Muzz – Muzz
In a year of drastic change within the music industry, one of 2020’s newest bands, Muzz, have quietly formed and released an eponymous debut album. Interpol’s Paul Banks leads the way, with the trio completed by multi-instrumentalist and producer Josh Kaufman (of Bonny Light Horseman) and Matt Barrick (drummer of The Walkmen, among others). Together they have created a collective passion project with several years in the making. For a self-coined “supergroup”, Muzz is not at all flashy; instead, it’s a familiar yet refreshing creative expression inspired by 70s classic rock with a hint of Americana.
The record opens with Bad Feeling, setting the scene with a relaxed tempo and sigh-like sound before breaking into a surprise jazzy and shimmering horn-filled outro. This laidback feel continues throughout the next few tracks (and mostly the whole album). Evergreen shows off their production’s attention to detail – it’s electronic and melancholic – whilst Red Western Sky picks up the pace with some interesting instrumental layers comprised of horns and organ in a nearly celebratory fashion. Psychedelic tracks like Patchouli and Summer Love have a haunting quality and can be appreciated for their composition, even if they rarely dare to leave their bubble of familiar notes: they risk fading into background music.
With the band aiming for a “cosmic” feel, their album certainly twinkles and feels ethereal in places – especially with the organ, light drumming and lyrics such as “I watch you dream, it’s heavenly”. However, Muzz can border on sounding too mellow. Its pace livens up in tracks like Knuckleduster and How Many Days features an impressive expanse of electric guitar and jazz-beat drumming. The album demonstrates some versatility, but overall there’s a collective determinedness to stick to the brooding and reflective. On closer inspection, the lyrics, which all three members contributed to, reveal personal, poetic and cryptic reflection.
The term “muzz” has been used by Kaufman to describe the texture of sound in older recordings; indeed, Muzz achieves an almost vintage feel in this streamlined, sophisticated album. Far from the post-punk of Interpol and although closer to Kaufman’s work on bands like The War on Drugs, here we have gravelly vocals alongside delicate guitar slides that proudly belong to a brand-new band. It may not be for everyone, and the layered instrumental flair might need to be listened to closely, but ultimately, it’s an uncompromising new output created by three very skilled artists collaborating and having fun with the music they are truly passionate about.

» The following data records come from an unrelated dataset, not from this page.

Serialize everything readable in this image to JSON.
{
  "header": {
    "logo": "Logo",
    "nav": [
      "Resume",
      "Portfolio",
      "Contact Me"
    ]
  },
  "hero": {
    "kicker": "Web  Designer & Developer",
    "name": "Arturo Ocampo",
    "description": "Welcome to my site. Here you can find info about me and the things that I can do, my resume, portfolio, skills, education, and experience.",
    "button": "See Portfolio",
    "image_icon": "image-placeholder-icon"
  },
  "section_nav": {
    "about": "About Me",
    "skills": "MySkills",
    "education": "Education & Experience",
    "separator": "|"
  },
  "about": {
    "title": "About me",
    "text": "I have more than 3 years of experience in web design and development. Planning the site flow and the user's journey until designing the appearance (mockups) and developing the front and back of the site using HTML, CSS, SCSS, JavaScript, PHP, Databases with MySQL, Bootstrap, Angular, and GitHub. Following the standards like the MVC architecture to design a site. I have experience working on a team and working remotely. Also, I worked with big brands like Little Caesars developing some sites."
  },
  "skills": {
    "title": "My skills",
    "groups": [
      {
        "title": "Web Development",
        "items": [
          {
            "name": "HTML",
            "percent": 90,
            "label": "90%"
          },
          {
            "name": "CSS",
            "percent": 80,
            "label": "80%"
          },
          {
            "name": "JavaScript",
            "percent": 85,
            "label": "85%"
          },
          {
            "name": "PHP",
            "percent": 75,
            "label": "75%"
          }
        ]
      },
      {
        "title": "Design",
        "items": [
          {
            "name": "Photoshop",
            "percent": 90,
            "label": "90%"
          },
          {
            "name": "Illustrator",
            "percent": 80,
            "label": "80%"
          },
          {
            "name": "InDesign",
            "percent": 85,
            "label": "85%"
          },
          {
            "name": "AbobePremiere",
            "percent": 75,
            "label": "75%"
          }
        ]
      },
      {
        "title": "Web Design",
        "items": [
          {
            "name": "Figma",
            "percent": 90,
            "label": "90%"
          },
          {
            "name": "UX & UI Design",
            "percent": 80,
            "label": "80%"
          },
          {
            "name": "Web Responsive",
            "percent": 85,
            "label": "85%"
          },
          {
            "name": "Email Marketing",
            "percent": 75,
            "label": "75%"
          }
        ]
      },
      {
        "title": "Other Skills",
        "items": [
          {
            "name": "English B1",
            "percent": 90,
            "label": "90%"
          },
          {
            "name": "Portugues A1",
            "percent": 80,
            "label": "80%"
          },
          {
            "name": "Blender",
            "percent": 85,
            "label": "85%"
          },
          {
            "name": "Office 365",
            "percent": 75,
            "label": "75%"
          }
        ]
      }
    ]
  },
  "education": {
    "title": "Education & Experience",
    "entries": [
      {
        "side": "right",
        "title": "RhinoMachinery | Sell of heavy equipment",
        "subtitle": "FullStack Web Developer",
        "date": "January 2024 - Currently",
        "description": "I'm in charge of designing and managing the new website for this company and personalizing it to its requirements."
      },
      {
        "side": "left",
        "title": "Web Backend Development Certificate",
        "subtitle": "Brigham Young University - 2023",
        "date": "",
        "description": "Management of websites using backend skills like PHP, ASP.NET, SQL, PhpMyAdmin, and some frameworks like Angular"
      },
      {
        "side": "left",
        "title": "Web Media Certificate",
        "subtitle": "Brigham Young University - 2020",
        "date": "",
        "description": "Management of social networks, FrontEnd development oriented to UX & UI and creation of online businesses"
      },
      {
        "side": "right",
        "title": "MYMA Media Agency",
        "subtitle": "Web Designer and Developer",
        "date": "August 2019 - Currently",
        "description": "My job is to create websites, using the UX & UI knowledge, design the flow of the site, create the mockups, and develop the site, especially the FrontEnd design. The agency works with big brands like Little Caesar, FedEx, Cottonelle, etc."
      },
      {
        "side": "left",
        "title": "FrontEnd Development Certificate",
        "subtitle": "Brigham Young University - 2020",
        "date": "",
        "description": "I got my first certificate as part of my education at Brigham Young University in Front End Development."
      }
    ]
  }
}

Muzz is released on 5th June 2020. For further information or to order the album visit Muzz’s website here.
Watch the video for the Knuckleduster here: